[Start of section]

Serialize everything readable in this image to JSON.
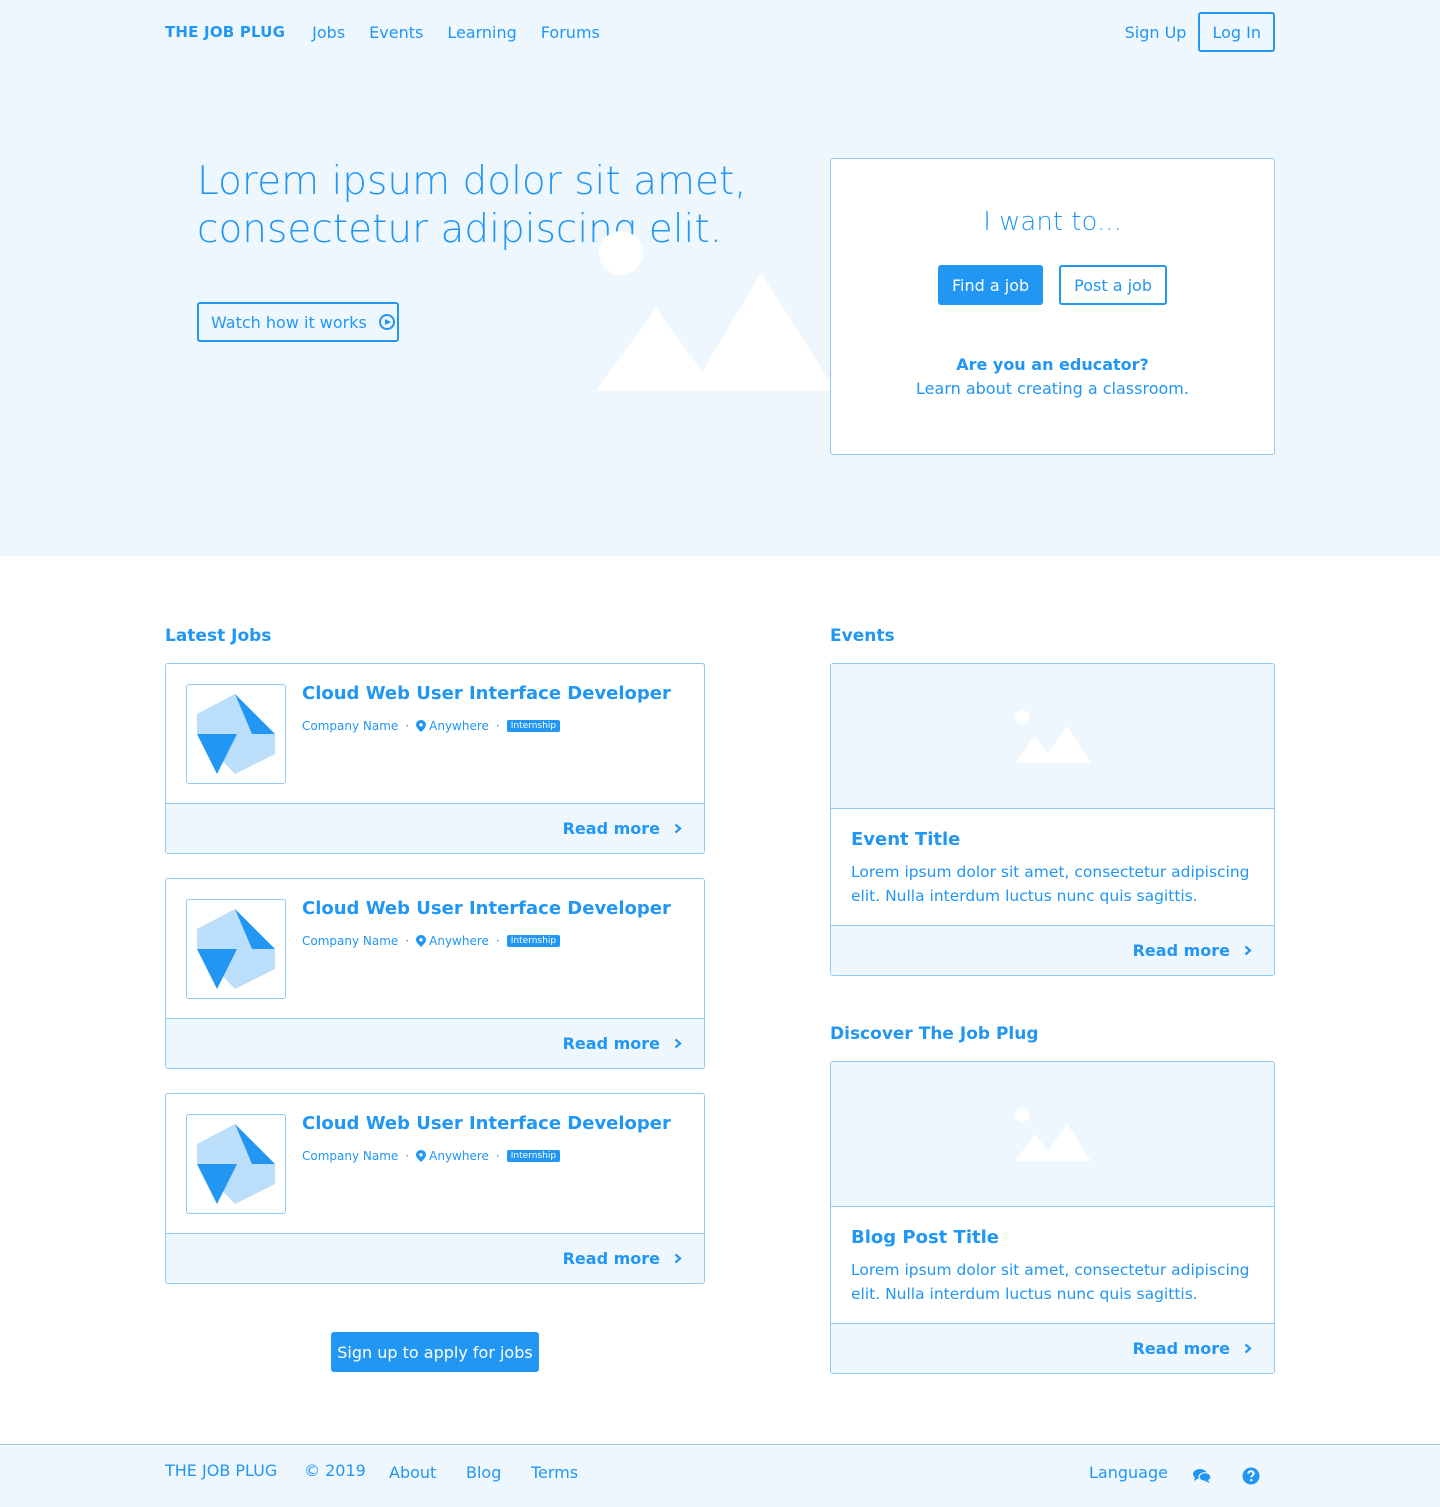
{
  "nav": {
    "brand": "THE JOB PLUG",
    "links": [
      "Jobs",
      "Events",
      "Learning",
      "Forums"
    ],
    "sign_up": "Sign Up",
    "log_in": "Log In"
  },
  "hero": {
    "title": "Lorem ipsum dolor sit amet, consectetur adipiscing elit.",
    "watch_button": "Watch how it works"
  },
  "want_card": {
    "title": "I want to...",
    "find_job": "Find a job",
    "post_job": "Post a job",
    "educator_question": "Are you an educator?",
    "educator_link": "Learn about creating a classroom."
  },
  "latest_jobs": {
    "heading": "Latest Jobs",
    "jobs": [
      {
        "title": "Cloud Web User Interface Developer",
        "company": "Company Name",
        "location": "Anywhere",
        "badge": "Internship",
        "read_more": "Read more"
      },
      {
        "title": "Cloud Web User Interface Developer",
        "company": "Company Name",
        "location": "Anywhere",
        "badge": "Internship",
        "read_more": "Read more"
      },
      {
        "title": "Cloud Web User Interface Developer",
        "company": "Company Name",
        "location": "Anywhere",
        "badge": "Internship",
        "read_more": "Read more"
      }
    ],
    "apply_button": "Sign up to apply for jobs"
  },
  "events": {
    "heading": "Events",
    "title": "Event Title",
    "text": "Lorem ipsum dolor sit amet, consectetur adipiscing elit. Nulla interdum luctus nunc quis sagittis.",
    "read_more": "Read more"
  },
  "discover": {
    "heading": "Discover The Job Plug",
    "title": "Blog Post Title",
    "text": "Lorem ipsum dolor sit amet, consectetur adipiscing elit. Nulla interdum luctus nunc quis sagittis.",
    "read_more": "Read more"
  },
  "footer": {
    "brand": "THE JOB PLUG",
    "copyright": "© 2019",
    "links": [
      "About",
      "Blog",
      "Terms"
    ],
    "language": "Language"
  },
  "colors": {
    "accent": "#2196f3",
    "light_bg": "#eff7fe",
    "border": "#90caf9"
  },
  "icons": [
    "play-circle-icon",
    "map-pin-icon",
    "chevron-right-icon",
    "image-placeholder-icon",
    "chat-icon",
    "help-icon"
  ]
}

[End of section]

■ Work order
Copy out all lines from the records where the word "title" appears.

■ Result of this exercise
    "title": "Lorem ipsum dolor sit amet, consectetur adipiscing elit.",
    "title": "I want to...",
        "title": "Cloud Web User Interface Developer",
        "title": "Cloud Web User Interface Developer",
        "title": "Cloud Web User Interface Developer",
    "title": "Event Title",
    "title": "Blog Post Title",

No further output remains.